We have contended, and continue to, that regulation is about refereeing, holding the ring while the various parties discuss and negotiate their business arrangements.
Now it looks as if some lenders, mainly out of fear of upsetting the City regulator, have taken it upon themselves to ask borrowers about the minute details of their lifestyles, from how much they pay for a hair cut to whether or not they have Sky television.
All this is about regulation by the rear-view mirror, with regulators having made such a mess in the years leading up to the global banking crisis and following recession, they are now anxious to do what they should have done then.
We only have to read the various reports and Alex Brummer’s excellent book on Northern Rock, The Crunch, then read the Treasury select committee’s forensic analysis of Project Verde and the Co-op Bank mess to see how far advanced has financial regulation come from those days.
Prudent lending and stress-testing a would-be borrower’s ability to keep up his or her mortgage repayments under different scenarios is responsible lending, but it is not the regulator’s business if someone chooses to allocate more than 40 per cent of his take-home pay to securing a roof over his head.

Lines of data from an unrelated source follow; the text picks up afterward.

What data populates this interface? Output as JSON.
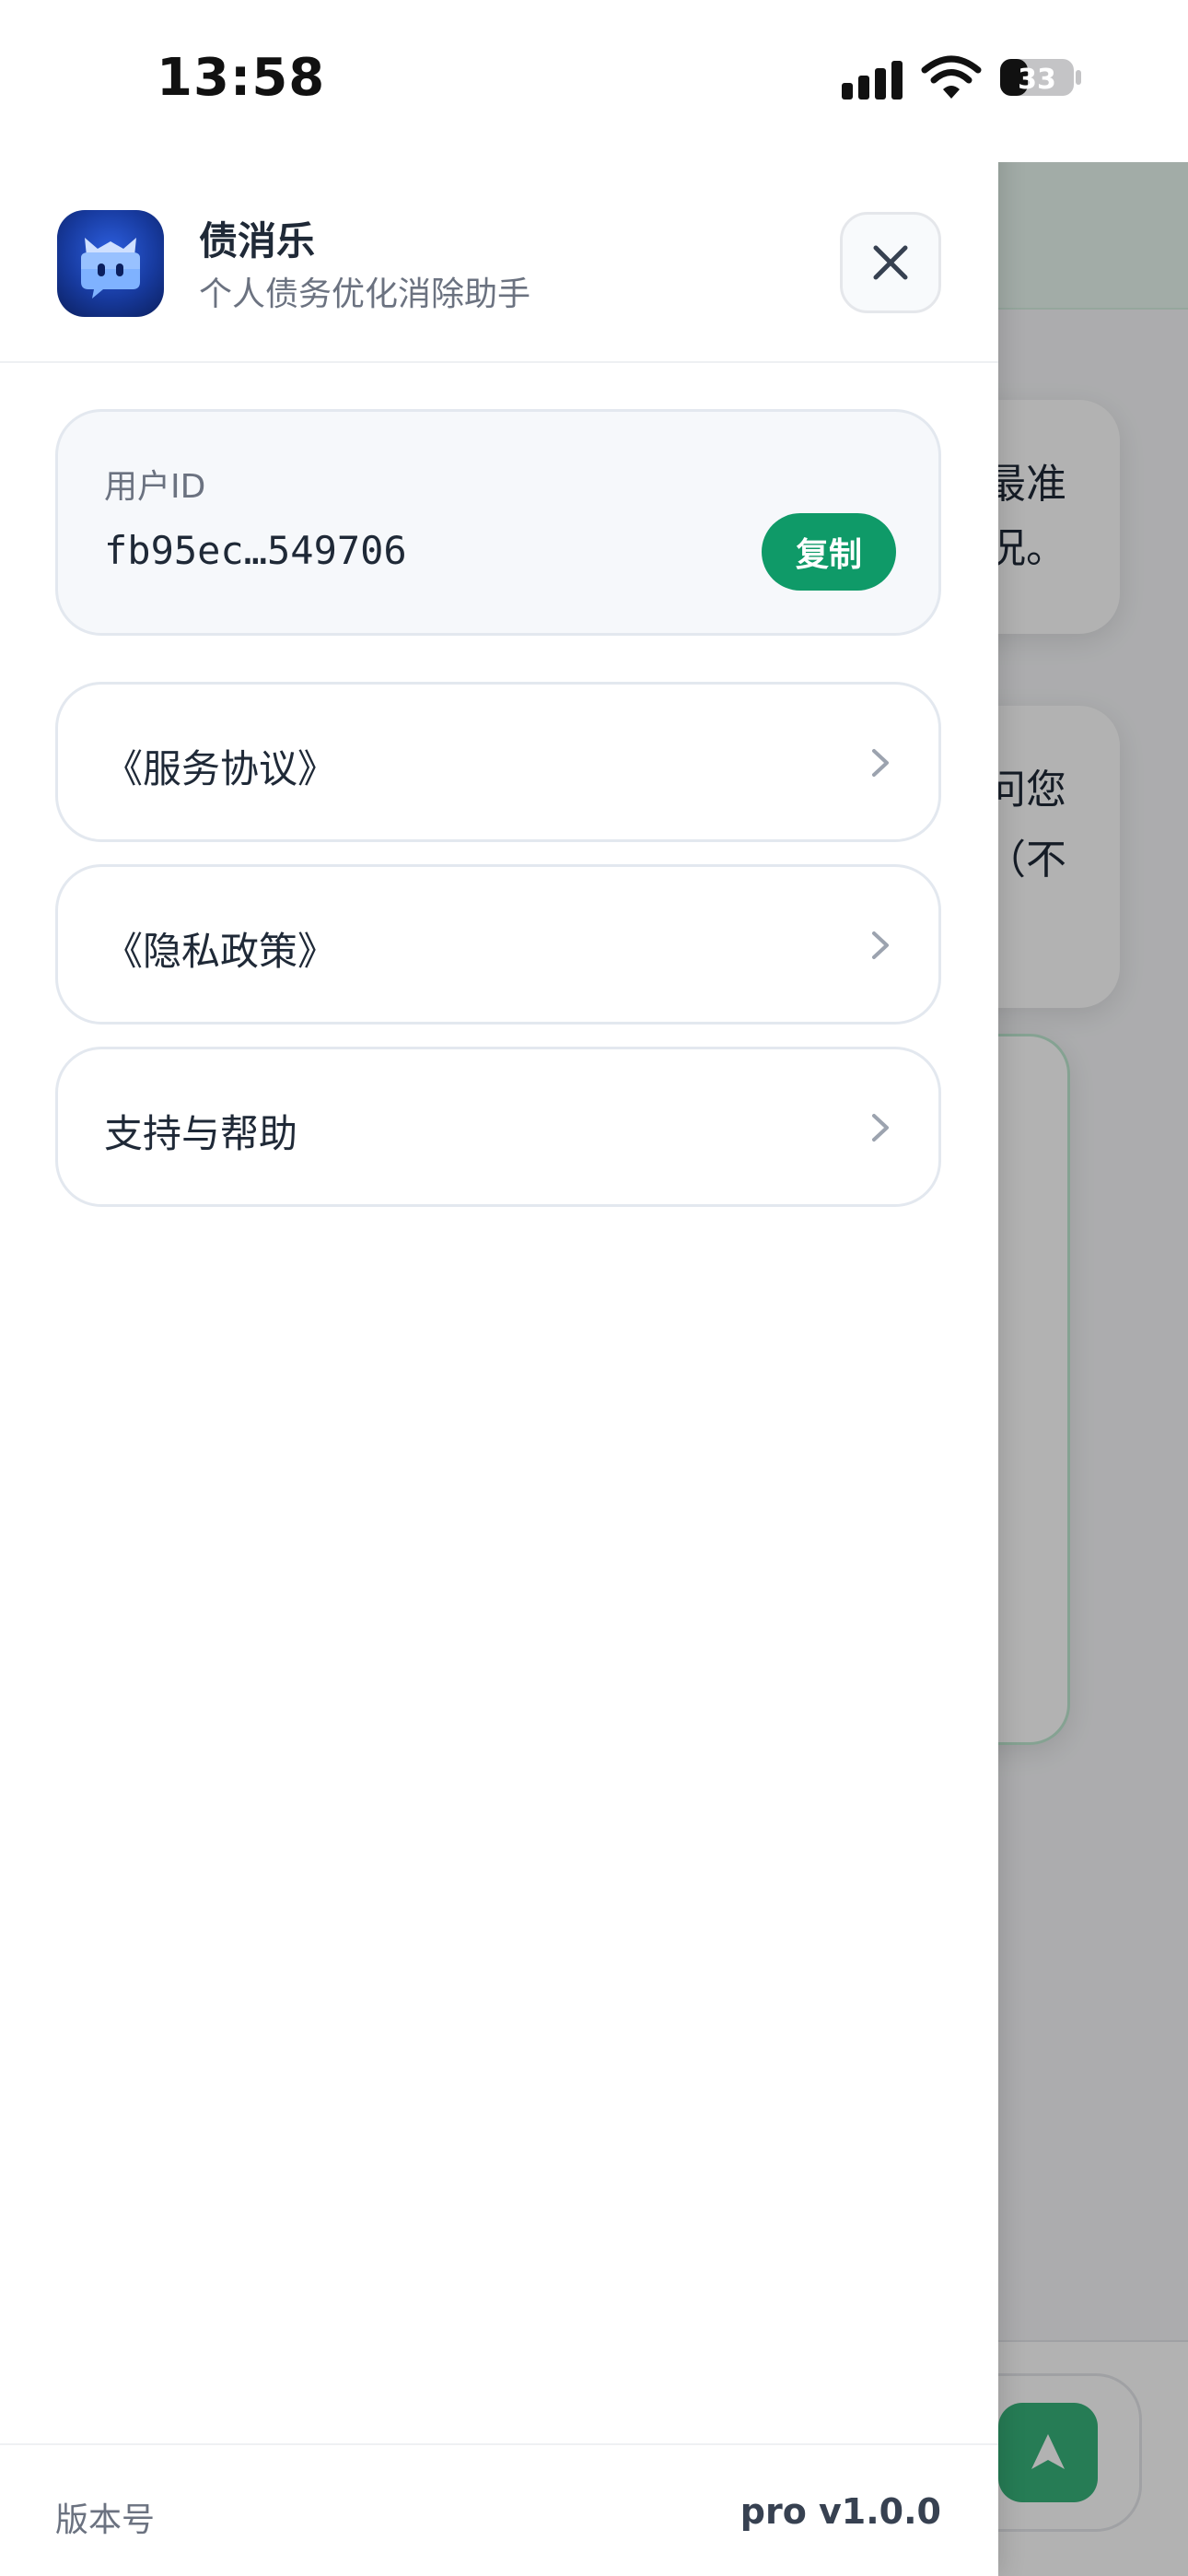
{
  "status_bar": {
    "time": "13:58",
    "battery_level": "33",
    "icons": [
      "signal-icon",
      "wifi-icon",
      "battery-icon"
    ]
  },
  "drawer": {
    "app_name": "债消乐",
    "app_tagline": "个人债务优化消除助手",
    "logo_icon": "robot-chat-logo-icon",
    "close_icon": "close-icon",
    "user_id": {
      "label": "用户ID",
      "value": "fb95ec…549706",
      "copy_label": "复制"
    },
    "menu": [
      {
        "label": "《服务协议》",
        "icon": "chevron-right-icon"
      },
      {
        "label": "《隐私政策》",
        "icon": "chevron-right-icon"
      },
      {
        "label": "支持与帮助",
        "icon": "chevron-right-icon"
      }
    ],
    "footer": {
      "version_label": "版本号",
      "version_value": "pro v1.0.0"
    }
  },
  "background": {
    "card_1_lines": [
      "最准",
      "况。"
    ],
    "card_2_lines": [
      "问您",
      "（不"
    ],
    "send_icon": "send-icon"
  },
  "colors": {
    "accent_green": "#0f9a68",
    "logo_blue": "#173a9e",
    "text_primary": "#1f2937",
    "text_secondary": "#6b7280"
  }
}
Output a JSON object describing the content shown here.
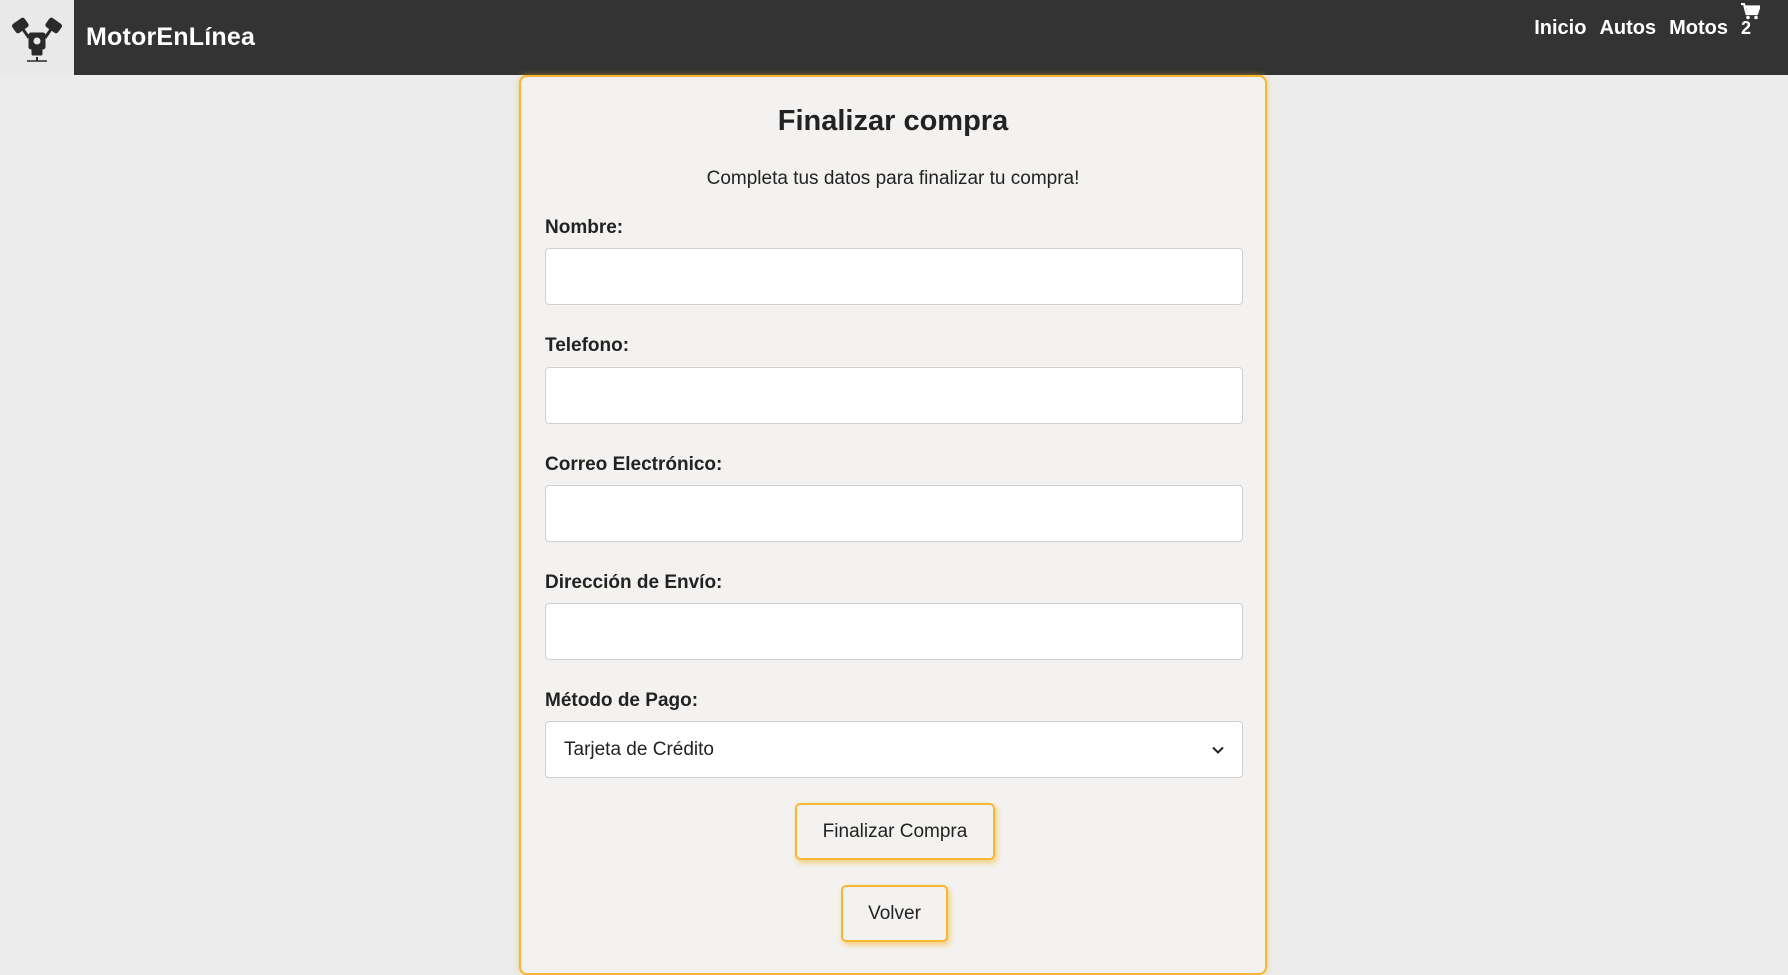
{
  "header": {
    "brand": "MotorEnLínea",
    "logo_icon": "engine-pistons-icon",
    "nav": [
      {
        "label": "Inicio"
      },
      {
        "label": "Autos"
      },
      {
        "label": "Motos"
      }
    ],
    "cart": {
      "icon": "cart-icon",
      "count": "2"
    }
  },
  "checkout": {
    "title": "Finalizar compra",
    "subtitle": "Completa tus datos para finalizar tu compra!",
    "fields": {
      "nombre": {
        "label": "Nombre:",
        "value": ""
      },
      "telefono": {
        "label": "Telefono:",
        "value": ""
      },
      "correo": {
        "label": "Correo Electrónico:",
        "value": ""
      },
      "direccion": {
        "label": "Dirección de Envío:",
        "value": ""
      },
      "pago": {
        "label": "Método de Pago:",
        "value": "Tarjeta de Crédito"
      }
    },
    "submit_label": "Finalizar Compra",
    "back_label": "Volver"
  },
  "colors": {
    "header_bg": "#333333",
    "accent": "#f7b731",
    "page_bg": "#ececec",
    "card_bg": "#f3f2f0"
  }
}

However, the lender is duty-bound to bring all the consequences of rate increases to the borrowers’ attention and seek reassurance that he or she fully understands the consequences. As we have said before, part of the social compact across the generations is that the baby-boomers must make room for younger people, burdened as they are with debt even before emerging from university, to get on the housing ladder.
This is a social obligation, and one that we must honour.